Shares in Aston Martin (LSE: AML) had, by lunchtime today, surged higher by 19% to trade at near 600p. The reason for the flying start was a rumour that Lawrence Stroll, the billionaire owner of the Racing Point Formula 1 team, was planning to take a significant stake in the firm.
Motoring publication Autocar and motorsport website RacingFans.net got the scoop but have not named their source. Mr Stroll has, so far, been unavailable for comment.
Not long after Aston Martin’s IPO in October 2018, its shares traded as high as 1,600p each. In November this year, they briefly dipped under 400p, but have since recovered to trade around 500p.
Mr Stroll is said to think the price slump after the IPO makes Aston Martin a bargain, and has a history of snapping up and turning around the fortunes of struggling carmakers.
A consortium led by him bought a struggling racing team, rebranded it as Racing Point, and invested heavily. And Racing Point’s F1 cars could be styled in Aston Martin’s British racing green colours, says RaceFans.net, if he takes a controlling stake.
Perhaps Aston Martin would also benefit from a closer association with F1, like Ferrari and Mercedes do, by integrating itself with Racing Point. After all, In December 2018, a new Aston engineering centre appeared, close to the Racing Point factory, in Silverstone.
Bumps in the road
Let’s not get ahead of ourselves though. The man who is supposedly considering the takeover is silent on the subject, and Aston Martin actually built a factory close to the Silverstone race track so it can test its new models out.
Aston Martin already sponsors the Red Bull Racing F1 team. Racing Point cars use Mercedes-AMG engines from Daimler, which own a stake in Aston Martin and supplies engines for its vehicles. Any tie-ups between Aston Martin and Racing Point are therefore going to be complicated.
I was not convinced that shares in Aston Martin were cheap when they were sitting at 405p. As of now, the only thing that has materially changed for Aston since I looked at it last month, is that the DBX, the marque’s first SUV, has been shown off to the public at motor shows.
There is quite a lot riding on the success of this new model. Aston Martin wants to produce 14,000 cars a year, which is quite an increase on the 6,411 it made in 2018. To hit the higher number, the DBX is expected to contribute around 5,000 units, with growth in other model sales providing the rest.
Development of the DBX was part-financed by a £120m bond offering (the rest went to pay off debts), which also unlocks an additional £100m if orders for the model surpass 1,400. Since the company made a loss in the last quarter, this will be needed.

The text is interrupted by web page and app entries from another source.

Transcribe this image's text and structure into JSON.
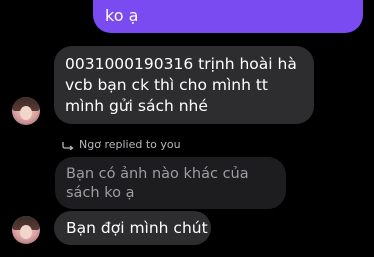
{
  "messages": {
    "outgoing_tail": "ko ạ",
    "incoming_1": "0031000190316 trịnh hoài hà vcb bạn ck thì cho mình tt mình gửi sách nhé",
    "reply_label": "Ngơ replied to you",
    "quoted": "Bạn có ảnh nào khác của sách ko ạ",
    "incoming_2": "Bạn đợi mình chút"
  },
  "colors": {
    "background": "#000000",
    "outgoing_bubble": "#7a4bf0",
    "incoming_bubble": "#2d2d2f",
    "quoted_bubble": "#1d1d1f"
  }
}
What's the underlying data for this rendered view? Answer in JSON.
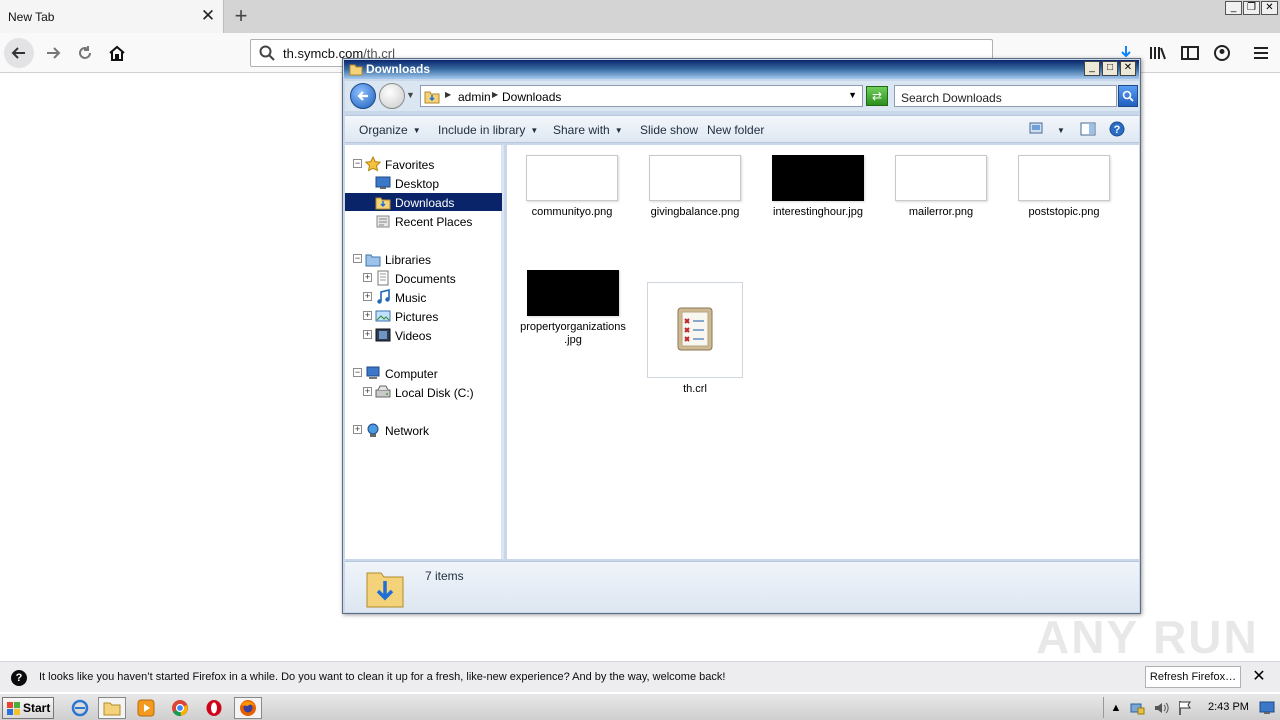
{
  "browser": {
    "tab_title": "New Tab",
    "url_prefix": "th.symcb.com",
    "url_suffix": "/th.crl"
  },
  "explorer": {
    "title": "Downloads",
    "breadcrumb": [
      "admin",
      "Downloads"
    ],
    "search_placeholder": "Search Downloads",
    "toolbar": {
      "organize": "Organize",
      "include_in_library": "Include in library",
      "share_with": "Share with",
      "slide_show": "Slide show",
      "new_folder": "New folder"
    },
    "nav": {
      "favorites": "Favorites",
      "desktop": "Desktop",
      "downloads": "Downloads",
      "recent_places": "Recent Places",
      "libraries": "Libraries",
      "documents": "Documents",
      "music": "Music",
      "pictures": "Pictures",
      "videos": "Videos",
      "computer": "Computer",
      "local_disk": "Local Disk (C:)",
      "network": "Network"
    },
    "files": [
      {
        "name": "communityo.png",
        "thumb": "light"
      },
      {
        "name": "givingbalance.png",
        "thumb": "light"
      },
      {
        "name": "interestinghour.jpg",
        "thumb": "dark"
      },
      {
        "name": "mailerror.png",
        "thumb": "light"
      },
      {
        "name": "poststopic.png",
        "thumb": "light"
      },
      {
        "name": "propertyorganizations.jpg",
        "thumb": "dark"
      },
      {
        "name": "th.crl",
        "thumb": "certificate-icon"
      }
    ],
    "status": "7 items"
  },
  "notification": {
    "text": "It looks like you haven’t started Firefox in a while. Do you want to clean it up for a fresh, like-new experience? And by the way, welcome back!",
    "button": "Refresh Firefox…"
  },
  "watermark": "ANY RUN",
  "taskbar": {
    "start": "Start",
    "clock": "2:43 PM"
  },
  "colors": {
    "explorer_title_start": "#0a246a",
    "selection": "#0a246a",
    "notif_bg": "#ededf0"
  }
}
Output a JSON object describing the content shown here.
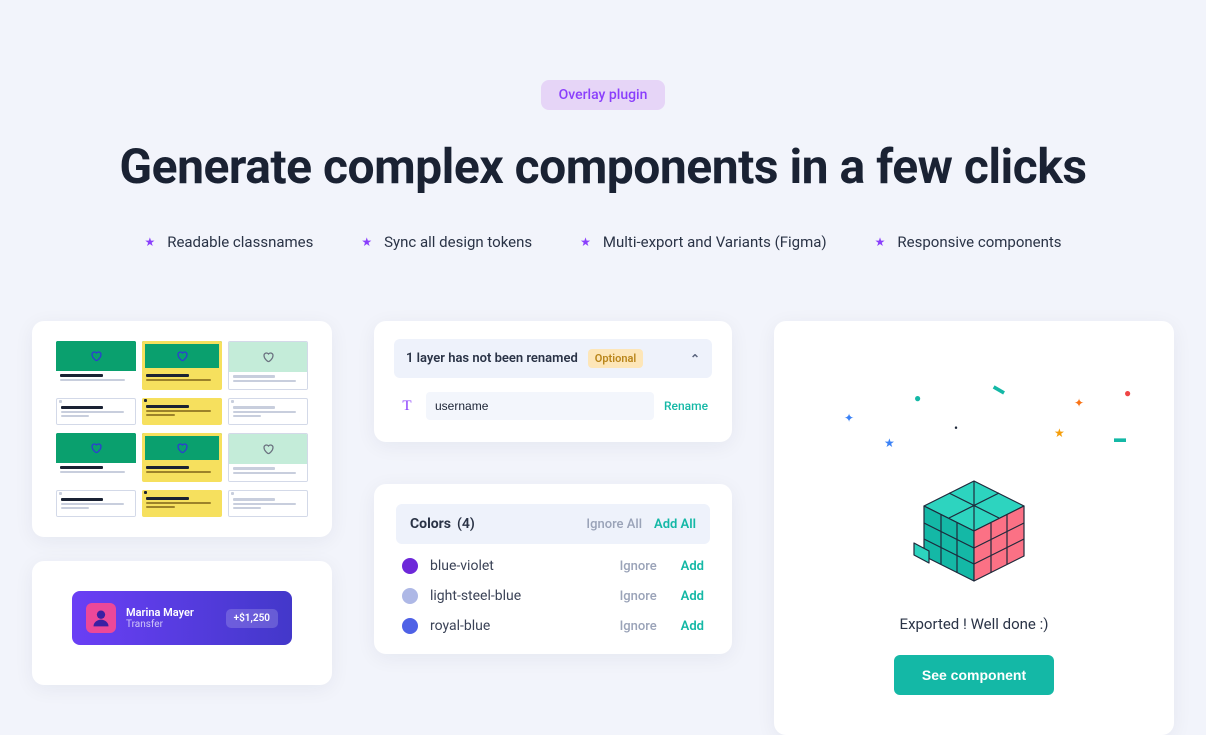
{
  "header": {
    "badge": "Overlay plugin",
    "title": "Generate complex components in a few clicks",
    "features": [
      "Readable classnames",
      "Sync all design tokens",
      "Multi-export and Variants (Figma)",
      "Responsive components"
    ]
  },
  "rename_panel": {
    "heading": "1 layer has not been renamed",
    "optional_badge": "Optional",
    "input_value": "username",
    "rename_action": "Rename"
  },
  "colors_panel": {
    "label": "Colors",
    "count": "(4)",
    "ignore_all": "Ignore All",
    "add_all": "Add All",
    "ignore": "Ignore",
    "add": "Add",
    "items": [
      {
        "name": "blue-violet",
        "hex": "#6d28d9"
      },
      {
        "name": "light-steel-blue",
        "hex": "#aeb8e6"
      },
      {
        "name": "royal-blue",
        "hex": "#4f61e6"
      }
    ]
  },
  "transfer_card": {
    "name": "Marina Mayer",
    "sub": "Transfer",
    "amount": "+$1,250"
  },
  "success_card": {
    "message": "Exported ! Well done :)",
    "button": "See component"
  },
  "colors": {
    "accent_purple": "#8a3ffc",
    "accent_teal": "#14b8a6"
  }
}
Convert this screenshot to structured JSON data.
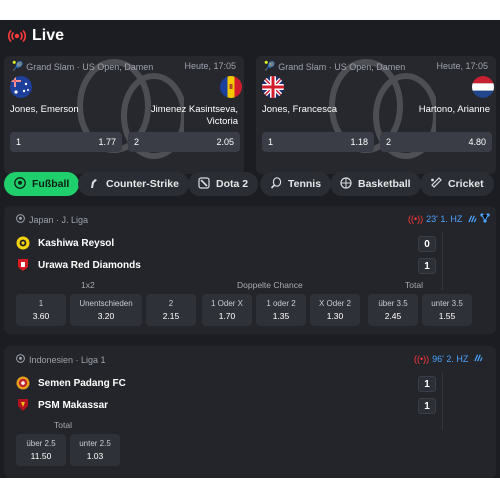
{
  "live": {
    "title": "Live"
  },
  "featured": [
    {
      "competition": "Grand Slam · US Open, Damen",
      "time": "Heute, 17:05",
      "p1": "Jones, Emerson",
      "p2_line1": "Jimenez Kasintseva,",
      "p2_line2": "Victoria",
      "o1_label": "1",
      "o1_value": "1.77",
      "o2_label": "2",
      "o2_value": "2.05"
    },
    {
      "competition": "Grand Slam · US Open, Damen",
      "time": "Heute, 17:05",
      "p1": "Jones, Francesca",
      "p2": "Hartono, Arianne",
      "o1_label": "1",
      "o1_value": "1.18",
      "o2_label": "2",
      "o2_value": "4.80"
    }
  ],
  "sports": [
    {
      "label": "Fußball",
      "icon": "soccer-ball-icon"
    },
    {
      "label": "Counter-Strike",
      "icon": "cs-icon"
    },
    {
      "label": "Dota 2",
      "icon": "dota-icon"
    },
    {
      "label": "Tennis",
      "icon": "tennis-icon"
    },
    {
      "label": "Basketball",
      "icon": "basketball-icon"
    },
    {
      "label": "Cricket",
      "icon": "cricket-icon"
    }
  ],
  "events": [
    {
      "league": "Japan · J. Liga",
      "status": "23' 1. HZ",
      "home": "Kashiwa Reysol",
      "away": "Urawa Red Diamonds",
      "home_score": "0",
      "away_score": "1",
      "market_1x2": "1x2",
      "market_dc": "Doppelte Chance",
      "market_total": "Total",
      "odds": [
        {
          "label": "1",
          "value": "3.60"
        },
        {
          "label": "Unentschieden",
          "value": "3.20"
        },
        {
          "label": "2",
          "value": "2.15"
        },
        {
          "label": "1 Oder X",
          "value": "1.70"
        },
        {
          "label": "1 oder 2",
          "value": "1.35"
        },
        {
          "label": "X Oder 2",
          "value": "1.30"
        },
        {
          "label": "über 3.5",
          "value": "2.45"
        },
        {
          "label": "unter 3.5",
          "value": "1.55"
        }
      ]
    },
    {
      "league": "Indonesien · Liga 1",
      "status": "96' 2. HZ",
      "home": "Semen Padang FC",
      "away": "PSM Makassar",
      "home_score": "1",
      "away_score": "1",
      "market_total": "Total",
      "odds": [
        {
          "label": "über 2.5",
          "value": "11.50"
        },
        {
          "label": "unter 2.5",
          "value": "1.03"
        }
      ]
    }
  ],
  "colors": {
    "accent": "#1fcf6b",
    "live_red": "#ff3b3b",
    "status_blue": "#4aa3ff"
  }
}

The DBX has actually been well received. Still, production will not start until the second quarter of next year, and no order updates have been issued.
If Mr Stroll ends up buying a controlling stake, then the game has changed, and I will need to consider his plans for the company. As things stand, I am still not tempted to buy Aston, the shares are more expensive now, and my concerns remain the same.
James J. McCombie has no position in any of the shares mentioned. The Motley Fool UK has no position in any of the shares mentioned. Views expressed on the companies mentioned in this article are those of the writer and therefore may differ from the official recommendations we make in our subscription services such as Share Advisor, Hidden Winners and Pro. Here at The Motley Fool we believe that considering a diverse range of insights makes us better investors.